↑ comment by richard_reitz ·
2015-10-07T12:45:18.415Z · LW(p) · GW(p)
Lemma: sum of the degrees of the nodes is twice the number of edges.
Proof: We proceed by induction on the number of edges. If a graph has 0 edges, the the sum of degrees of edges is 0=2(0). Now, by way of induction, assume, for all graphs with n edges, the sum of the degrees of the nodes 2n; we wish to show that, for all graphs with n+1 edges, the sum of the degrees of the nodes is 2(n+1). But the sum of the degrees of the nodes is (2n)+2 = 2(n+1). ∎
The theorem follows as a corollary.
If you want practice proving things and haven't had much experience so far, I'd recommend Mathematics for Computer Science, a textbook from MIT and distributed under a free license, along with the associated video lectures *. To use Terry Tao's words, Sipser is writing at both level 1 and 3: he's giving arguments an experienced mathematician is capable of filling in the details to form a rigorous argument, but also doing so in such a way that a level 1 mathematician can follow along. Critically, however, from what I understand from reading Sipser's preface, he's definitely not writing a book to move level 1 mathematicians to level 2, which is a primary goal of the MIT book. If you're looking to prove things because you haven't done it much before, I infer you're essentially looking to transition from level 1 to 2, hence the recommendation.
A particular technique I picked up from the MIT book, which I used here, was that, for inductive proofs, it's often easier to prove a stronger theorem, since it gives you stronger assumptions in the inductive step.
PM me if you want someone to look over your solutions (either for Sipser or the MIT book). In the general case, I'm a fan learning from textbooks and believe that working things out for yourself without being helped by an instructor makes you stronger, but I'm also convinced that you need feedback from a human when you're first getting learning how to prove things.
* The lectures follow an old version of the book, which ~350 pages shorter and, crucially, lacks exercises.
Replies from: gjm, Gram_Stone
↑ comment by gjm ·
2015-10-07T15:47:21.494Z · LW(p) · GW(p)
I think it's actually cleaner to prove the theorem non-inductively (though I appreciate that what GS asked for was specifically a cleaned-up inductive proof). E.g.: "Count pairs (vertex,edge) where the edge is incident on the vertex.

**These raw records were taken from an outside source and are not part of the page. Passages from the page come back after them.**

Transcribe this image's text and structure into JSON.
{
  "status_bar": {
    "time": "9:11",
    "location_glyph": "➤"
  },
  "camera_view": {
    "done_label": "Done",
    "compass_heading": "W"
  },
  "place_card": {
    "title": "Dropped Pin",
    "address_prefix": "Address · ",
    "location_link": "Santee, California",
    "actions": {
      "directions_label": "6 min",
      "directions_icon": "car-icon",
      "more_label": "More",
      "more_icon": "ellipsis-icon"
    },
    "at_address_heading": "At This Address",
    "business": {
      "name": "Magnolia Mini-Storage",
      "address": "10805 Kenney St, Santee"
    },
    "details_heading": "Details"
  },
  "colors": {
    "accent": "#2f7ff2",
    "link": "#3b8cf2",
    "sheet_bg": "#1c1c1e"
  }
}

The number of such pairs for a given vertex equals its degree, so the sum equals the sum of the degrees. The number of such pairs for a given edge equals 2, so the sum equals twice the number of edges."
(More visually: draw the graph. Now erase all of each edge apart from a little bit at each end. The resulting picture is a collection of stars, one per vertex. How many points have the stars in total?)

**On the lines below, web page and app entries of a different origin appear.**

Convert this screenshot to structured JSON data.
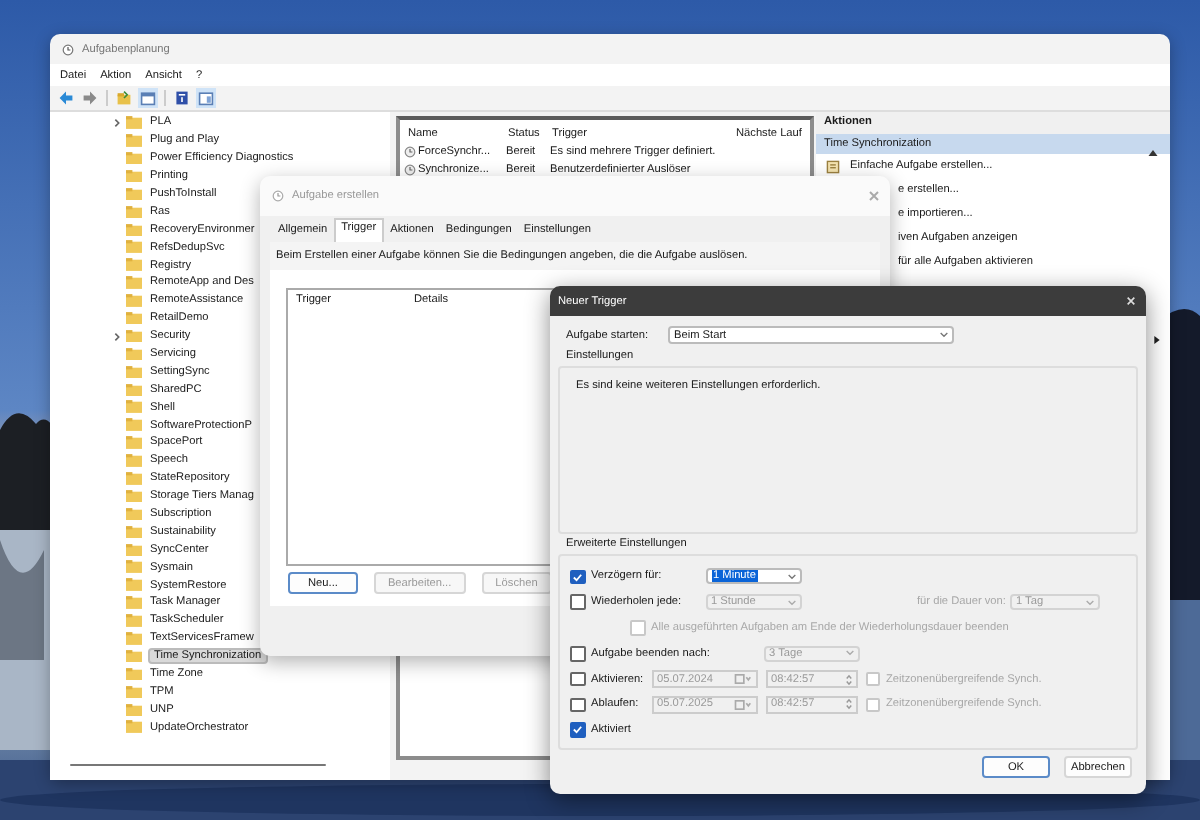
{
  "main_window": {
    "title": "Aufgabenplanung",
    "menu": [
      "Datei",
      "Aktion",
      "Ansicht",
      "?"
    ],
    "tree": {
      "items": [
        {
          "label": "PLA",
          "expandable": true,
          "selected": false
        },
        {
          "label": "Plug and Play",
          "expandable": false,
          "selected": false
        },
        {
          "label": "Power Efficiency Diagnostics",
          "expandable": false,
          "selected": false
        },
        {
          "label": "Printing",
          "expandable": false,
          "selected": false
        },
        {
          "label": "PushToInstall",
          "expandable": false,
          "selected": false
        },
        {
          "label": "Ras",
          "expandable": false,
          "selected": false
        },
        {
          "label": "RecoveryEnvironmer",
          "expandable": false,
          "selected": false
        },
        {
          "label": "RefsDedupSvc",
          "expandable": false,
          "selected": false
        },
        {
          "label": "Registry",
          "expandable": false,
          "selected": false
        },
        {
          "label": "RemoteApp and Des",
          "expandable": false,
          "selected": false
        },
        {
          "label": "RemoteAssistance",
          "expandable": false,
          "selected": false
        },
        {
          "label": "RetailDemo",
          "expandable": false,
          "selected": false
        },
        {
          "label": "Security",
          "expandable": true,
          "selected": false
        },
        {
          "label": "Servicing",
          "expandable": false,
          "selected": false
        },
        {
          "label": "SettingSync",
          "expandable": false,
          "selected": false
        },
        {
          "label": "SharedPC",
          "expandable": false,
          "selected": false
        },
        {
          "label": "Shell",
          "expandable": false,
          "selected": false
        },
        {
          "label": "SoftwareProtectionP",
          "expandable": false,
          "selected": false
        },
        {
          "label": "SpacePort",
          "expandable": false,
          "selected": false
        },
        {
          "label": "Speech",
          "expandable": false,
          "selected": false
        },
        {
          "label": "StateRepository",
          "expandable": false,
          "selected": false
        },
        {
          "label": "Storage Tiers Manag",
          "expandable": false,
          "selected": false
        },
        {
          "label": "Subscription",
          "expandable": false,
          "selected": false
        },
        {
          "label": "Sustainability",
          "expandable": false,
          "selected": false
        },
        {
          "label": "SyncCenter",
          "expandable": false,
          "selected": false
        },
        {
          "label": "Sysmain",
          "expandable": false,
          "selected": false
        },
        {
          "label": "SystemRestore",
          "expandable": false,
          "selected": false
        },
        {
          "label": "Task Manager",
          "expandable": false,
          "selected": false
        },
        {
          "label": "TaskScheduler",
          "expandable": false,
          "selected": false
        },
        {
          "label": "TextServicesFramew",
          "expandable": false,
          "selected": false
        },
        {
          "label": "Time Synchronization",
          "expandable": false,
          "selected": true
        },
        {
          "label": "Time Zone",
          "expandable": false,
          "selected": false
        },
        {
          "label": "TPM",
          "expandable": false,
          "selected": false
        },
        {
          "label": "UNP",
          "expandable": false,
          "selected": false
        },
        {
          "label": "UpdateOrchestrator",
          "expandable": false,
          "selected": false
        }
      ]
    },
    "task_table": {
      "columns": [
        "Name",
        "Status",
        "Trigger",
        "Nächste Lauf"
      ],
      "rows": [
        {
          "name": "ForceSynchr...",
          "status": "Bereit",
          "trigger": "Es sind mehrere Trigger definiert."
        },
        {
          "name": "Synchronize...",
          "status": "Bereit",
          "trigger": "Benutzerdefinierter Auslöser"
        }
      ]
    },
    "actions_pane": {
      "title": "Aktionen",
      "section": "Time Synchronization",
      "items": [
        {
          "label": "Einfache Aufgabe erstellen...",
          "partial": false
        },
        {
          "label": "e erstellen...",
          "partial": true
        },
        {
          "label": "e importieren...",
          "partial": true
        },
        {
          "label": "iven Aufgaben anzeigen",
          "partial": true
        },
        {
          "label": "für alle Aufgaben aktivieren",
          "partial": true
        }
      ]
    }
  },
  "create_task_dialog": {
    "title": "Aufgabe erstellen",
    "tabs": [
      {
        "label": "Allgemein",
        "selected": false
      },
      {
        "label": "Trigger",
        "selected": true
      },
      {
        "label": "Aktionen",
        "selected": false
      },
      {
        "label": "Bedingungen",
        "selected": false
      },
      {
        "label": "Einstellungen",
        "selected": false
      }
    ],
    "description": "Beim Erstellen einer Aufgabe können Sie die Bedingungen angeben, die die Aufgabe auslösen.",
    "list_columns": [
      "Trigger",
      "Details"
    ],
    "buttons": [
      {
        "label": "Neu...",
        "disabled": false,
        "focused": true
      },
      {
        "label": "Bearbeiten...",
        "disabled": true,
        "focused": false
      },
      {
        "label": "Löschen",
        "disabled": true,
        "focused": false
      }
    ]
  },
  "new_trigger_dialog": {
    "title": "Neuer Trigger",
    "start_label": "Aufgabe starten:",
    "start_value": "Beim Start",
    "settings_title": "Einstellungen",
    "settings_text": "Es sind keine weiteren Einstellungen erforderlich.",
    "advanced_title": "Erweiterte Einstellungen",
    "delay": {
      "label": "Verzögern für:",
      "checked": true,
      "value": "1 Minute",
      "focused": true
    },
    "repeat": {
      "label": "Wiederholen jede:",
      "checked": false,
      "value": "1 Stunde",
      "duration_label": "für die Dauer von:",
      "duration_value": "1 Tag",
      "stop_all_label": "Alle ausgeführten Aufgaben am Ende der Wiederholungsdauer beenden",
      "stop_all_checked": false
    },
    "stop_after": {
      "label": "Aufgabe beenden nach:",
      "checked": false,
      "value": "3 Tage"
    },
    "activate": {
      "label": "Aktivieren:",
      "checked": false,
      "date": "05.07.2024",
      "time": "08:42:57",
      "sync_label": "Zeitzonenübergreifende Synch.",
      "sync_checked": false
    },
    "expire": {
      "label": "Ablaufen:",
      "checked": false,
      "date": "05.07.2025",
      "time": "08:42:57",
      "sync_label": "Zeitzonenübergreifende Synch.",
      "sync_checked": false
    },
    "enabled": {
      "label": "Aktiviert",
      "checked": true
    },
    "buttons": [
      {
        "label": "OK",
        "default": true
      },
      {
        "label": "Abbrechen",
        "default": false
      }
    ]
  }
}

↑ comment by Gram_Stone ·
2015-10-07T18:46:17.198Z · LW(p) · GW(p)
I really appreciate this comment, thank you.
I've actually never studied automata, computability, or complexity before either, so that's really why I picked up Sipser. But I'm downloading your other recommendation now (just moved, mobile Internet only); I can certainly imagine that some books are more useful than others for learning proof, I just saw an opportunity to practice and see how my natural ability is. I'll try to include things more specifically for learning proof in my diet. I sure will PM you if I need some feedback (I expect to), thanks.